## PROBLEM REQUIREMENTS
Please filter the entries for the word "desc" and copy every line that has it.

## Records from a data source
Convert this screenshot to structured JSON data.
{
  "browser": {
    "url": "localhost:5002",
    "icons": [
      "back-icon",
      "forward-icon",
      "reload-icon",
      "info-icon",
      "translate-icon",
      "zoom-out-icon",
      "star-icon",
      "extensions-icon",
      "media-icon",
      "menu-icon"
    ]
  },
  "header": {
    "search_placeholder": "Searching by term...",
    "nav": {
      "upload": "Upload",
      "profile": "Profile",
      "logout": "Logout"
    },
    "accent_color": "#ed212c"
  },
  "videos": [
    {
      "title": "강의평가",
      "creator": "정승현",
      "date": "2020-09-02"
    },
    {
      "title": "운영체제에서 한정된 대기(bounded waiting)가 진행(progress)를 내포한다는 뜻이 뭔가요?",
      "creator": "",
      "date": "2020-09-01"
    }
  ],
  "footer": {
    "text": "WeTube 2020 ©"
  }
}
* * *
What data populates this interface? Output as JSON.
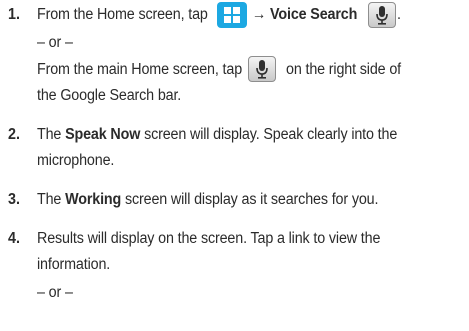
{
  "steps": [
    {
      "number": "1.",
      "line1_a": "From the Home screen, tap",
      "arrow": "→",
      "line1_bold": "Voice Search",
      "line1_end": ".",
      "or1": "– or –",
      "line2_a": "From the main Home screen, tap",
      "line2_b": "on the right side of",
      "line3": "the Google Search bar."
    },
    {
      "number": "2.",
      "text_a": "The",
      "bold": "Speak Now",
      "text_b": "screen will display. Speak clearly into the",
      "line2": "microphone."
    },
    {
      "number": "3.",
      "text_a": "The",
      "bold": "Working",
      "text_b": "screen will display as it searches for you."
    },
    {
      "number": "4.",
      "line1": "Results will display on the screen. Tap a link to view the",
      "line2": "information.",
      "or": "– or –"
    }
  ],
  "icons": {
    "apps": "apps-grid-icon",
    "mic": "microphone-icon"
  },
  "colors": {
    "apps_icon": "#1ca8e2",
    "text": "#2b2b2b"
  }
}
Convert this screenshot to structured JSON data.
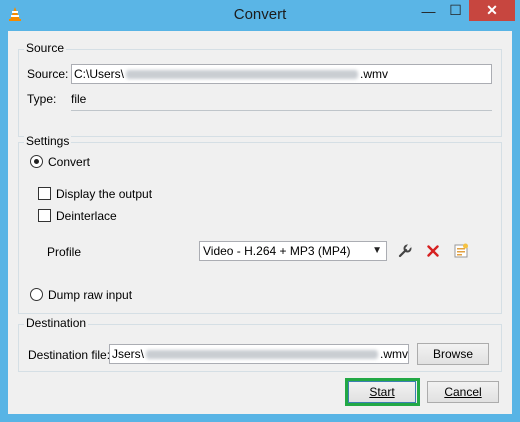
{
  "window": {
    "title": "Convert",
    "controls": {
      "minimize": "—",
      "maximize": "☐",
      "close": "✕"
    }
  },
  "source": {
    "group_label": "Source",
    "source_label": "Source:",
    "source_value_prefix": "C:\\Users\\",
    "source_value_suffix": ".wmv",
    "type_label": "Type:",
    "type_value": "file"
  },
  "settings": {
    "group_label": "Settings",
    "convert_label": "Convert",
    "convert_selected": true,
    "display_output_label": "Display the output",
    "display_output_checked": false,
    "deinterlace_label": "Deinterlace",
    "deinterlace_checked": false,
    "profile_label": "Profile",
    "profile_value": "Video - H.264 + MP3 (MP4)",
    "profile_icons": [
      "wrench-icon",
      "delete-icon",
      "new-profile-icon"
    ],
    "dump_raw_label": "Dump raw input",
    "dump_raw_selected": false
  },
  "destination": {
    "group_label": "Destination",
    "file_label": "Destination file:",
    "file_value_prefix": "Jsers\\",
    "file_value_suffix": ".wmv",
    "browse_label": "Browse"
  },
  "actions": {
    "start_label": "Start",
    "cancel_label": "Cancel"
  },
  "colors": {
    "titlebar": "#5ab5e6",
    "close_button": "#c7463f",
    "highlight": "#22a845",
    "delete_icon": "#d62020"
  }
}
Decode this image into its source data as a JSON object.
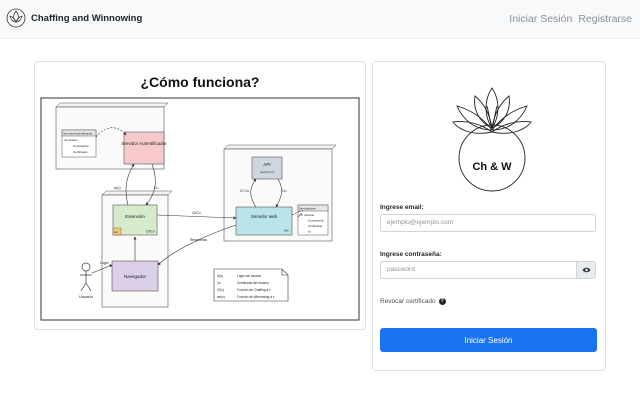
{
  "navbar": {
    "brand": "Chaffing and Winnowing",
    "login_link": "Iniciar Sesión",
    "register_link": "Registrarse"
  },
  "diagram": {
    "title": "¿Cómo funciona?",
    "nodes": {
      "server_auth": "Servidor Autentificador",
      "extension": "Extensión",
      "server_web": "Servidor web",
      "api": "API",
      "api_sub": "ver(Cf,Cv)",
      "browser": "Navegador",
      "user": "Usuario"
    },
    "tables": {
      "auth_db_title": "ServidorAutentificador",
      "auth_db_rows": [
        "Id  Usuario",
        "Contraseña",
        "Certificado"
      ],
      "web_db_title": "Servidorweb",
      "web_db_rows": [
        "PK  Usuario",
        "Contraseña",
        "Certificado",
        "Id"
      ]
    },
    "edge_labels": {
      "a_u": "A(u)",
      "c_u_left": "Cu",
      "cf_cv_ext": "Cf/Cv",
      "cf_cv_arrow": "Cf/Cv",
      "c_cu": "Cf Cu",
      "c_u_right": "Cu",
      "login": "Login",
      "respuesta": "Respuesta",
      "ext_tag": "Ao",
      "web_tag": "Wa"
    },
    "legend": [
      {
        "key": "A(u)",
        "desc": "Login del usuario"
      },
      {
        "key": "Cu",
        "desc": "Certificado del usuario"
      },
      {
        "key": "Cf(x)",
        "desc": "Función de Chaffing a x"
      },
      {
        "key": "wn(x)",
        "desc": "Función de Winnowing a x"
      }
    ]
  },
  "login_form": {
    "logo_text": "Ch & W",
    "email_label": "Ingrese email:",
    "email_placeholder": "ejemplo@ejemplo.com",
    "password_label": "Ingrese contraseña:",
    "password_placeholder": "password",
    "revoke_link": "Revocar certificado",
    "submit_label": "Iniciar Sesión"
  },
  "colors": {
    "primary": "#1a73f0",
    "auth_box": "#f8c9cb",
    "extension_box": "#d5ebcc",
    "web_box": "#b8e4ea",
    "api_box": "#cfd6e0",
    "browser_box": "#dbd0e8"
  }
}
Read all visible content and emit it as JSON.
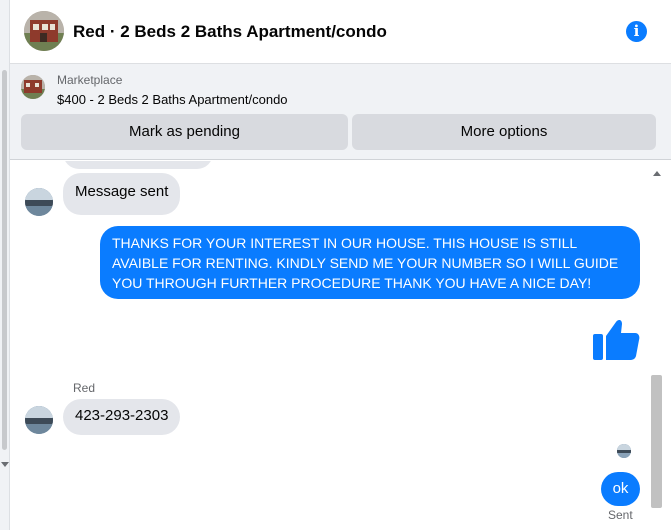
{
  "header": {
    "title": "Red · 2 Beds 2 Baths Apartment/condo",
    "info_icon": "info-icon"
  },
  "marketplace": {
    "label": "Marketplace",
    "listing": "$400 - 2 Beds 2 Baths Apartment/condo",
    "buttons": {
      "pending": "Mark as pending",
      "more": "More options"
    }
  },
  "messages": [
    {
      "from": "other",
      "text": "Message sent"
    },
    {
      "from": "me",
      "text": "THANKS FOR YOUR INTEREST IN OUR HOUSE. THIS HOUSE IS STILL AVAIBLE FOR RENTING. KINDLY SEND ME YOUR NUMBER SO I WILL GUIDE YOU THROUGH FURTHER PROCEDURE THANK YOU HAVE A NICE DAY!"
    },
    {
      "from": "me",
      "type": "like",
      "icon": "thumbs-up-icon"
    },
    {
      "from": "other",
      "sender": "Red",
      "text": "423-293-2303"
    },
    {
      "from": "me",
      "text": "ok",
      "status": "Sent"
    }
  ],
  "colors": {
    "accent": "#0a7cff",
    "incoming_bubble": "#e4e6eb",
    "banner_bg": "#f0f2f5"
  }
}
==
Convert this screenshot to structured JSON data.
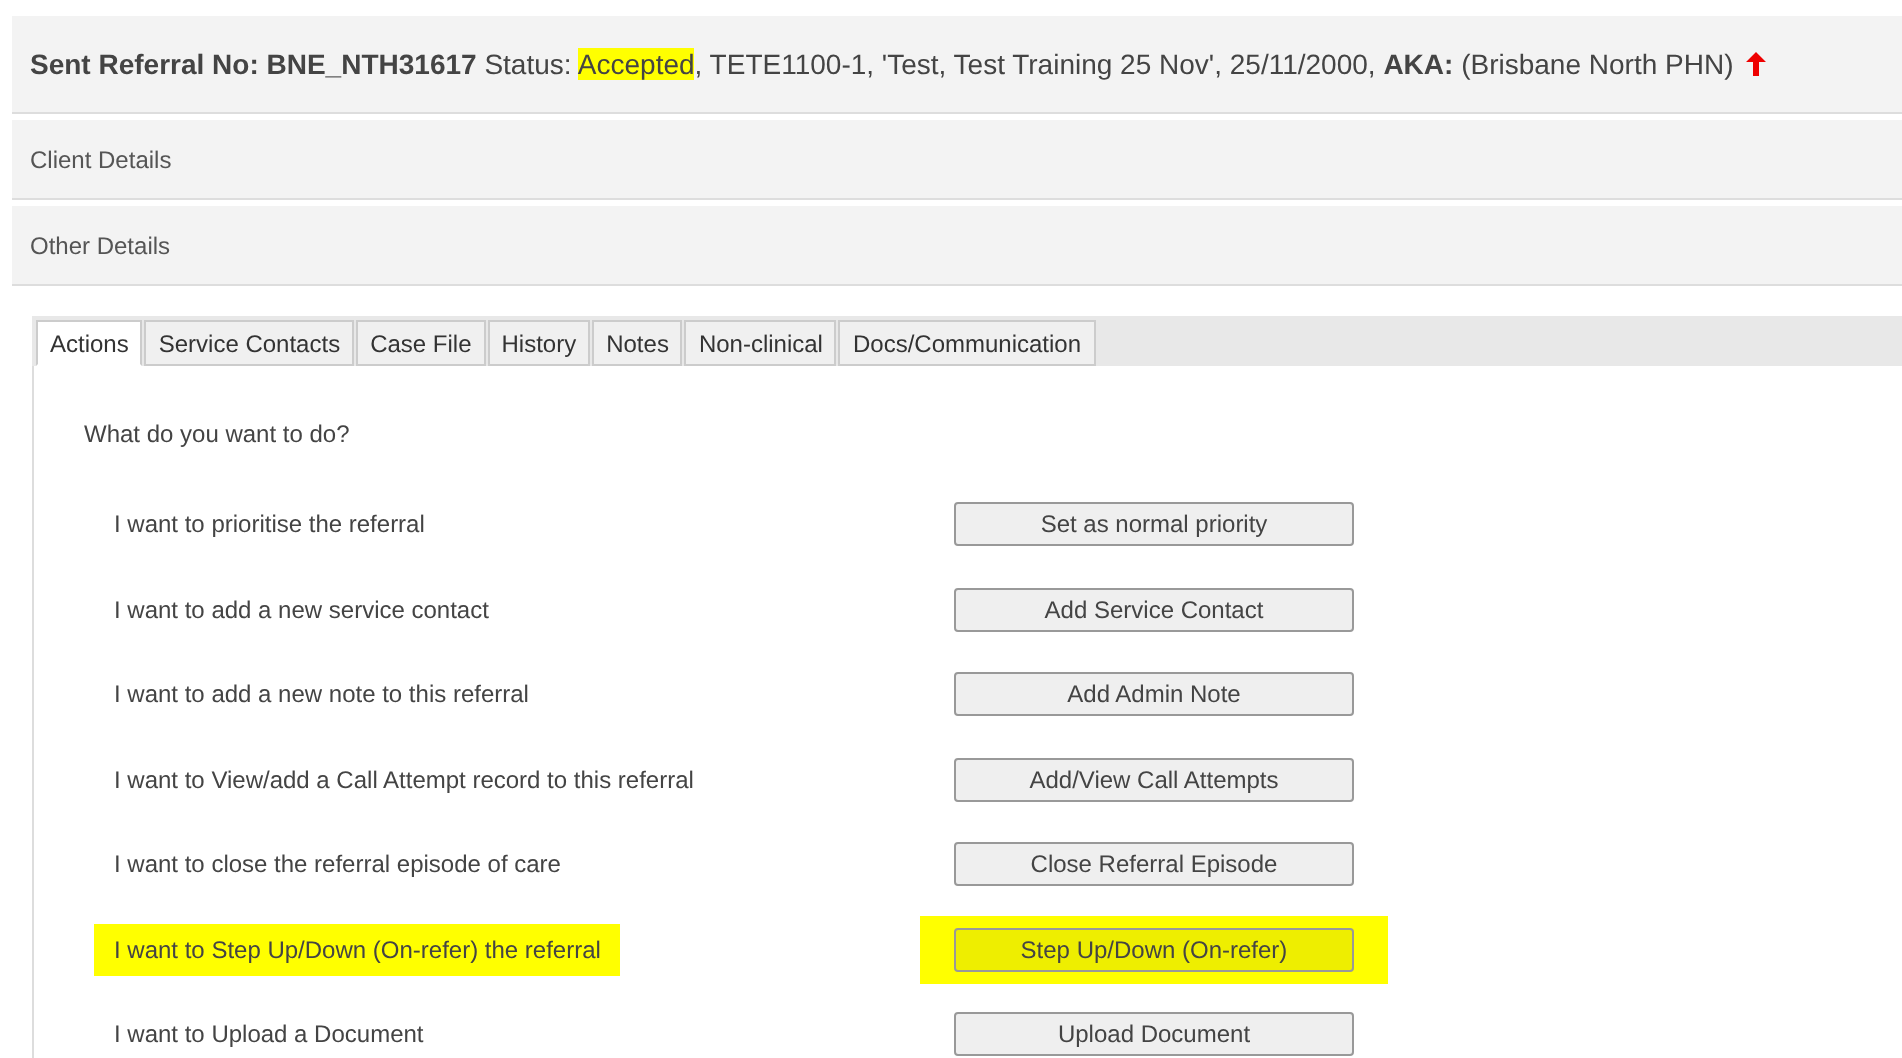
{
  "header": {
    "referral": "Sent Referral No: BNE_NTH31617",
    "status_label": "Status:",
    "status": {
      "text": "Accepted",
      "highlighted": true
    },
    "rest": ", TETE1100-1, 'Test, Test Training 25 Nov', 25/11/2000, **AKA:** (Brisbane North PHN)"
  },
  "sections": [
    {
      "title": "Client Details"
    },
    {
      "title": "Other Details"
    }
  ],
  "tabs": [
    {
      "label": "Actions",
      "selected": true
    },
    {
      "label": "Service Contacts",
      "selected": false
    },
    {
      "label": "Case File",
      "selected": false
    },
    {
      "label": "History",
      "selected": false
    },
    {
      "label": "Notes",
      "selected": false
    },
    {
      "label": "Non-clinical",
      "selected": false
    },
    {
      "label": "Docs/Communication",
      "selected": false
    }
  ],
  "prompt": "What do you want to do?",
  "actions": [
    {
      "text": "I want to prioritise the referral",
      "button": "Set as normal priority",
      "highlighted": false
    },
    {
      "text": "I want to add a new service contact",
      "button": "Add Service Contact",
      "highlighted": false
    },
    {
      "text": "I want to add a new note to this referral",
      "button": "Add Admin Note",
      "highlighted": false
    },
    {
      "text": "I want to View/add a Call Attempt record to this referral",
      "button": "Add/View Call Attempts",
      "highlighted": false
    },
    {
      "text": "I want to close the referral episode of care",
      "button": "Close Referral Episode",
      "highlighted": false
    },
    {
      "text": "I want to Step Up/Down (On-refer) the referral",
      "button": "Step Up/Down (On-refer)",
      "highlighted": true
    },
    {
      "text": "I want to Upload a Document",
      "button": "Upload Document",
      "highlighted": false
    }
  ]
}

## SOLUTION BELOW
        "desc": "Login del usuario"
        "desc": "Certificado del usuario"
        "desc": "Función de Chaffing a x"
        "desc": "Función de Winnowing a x"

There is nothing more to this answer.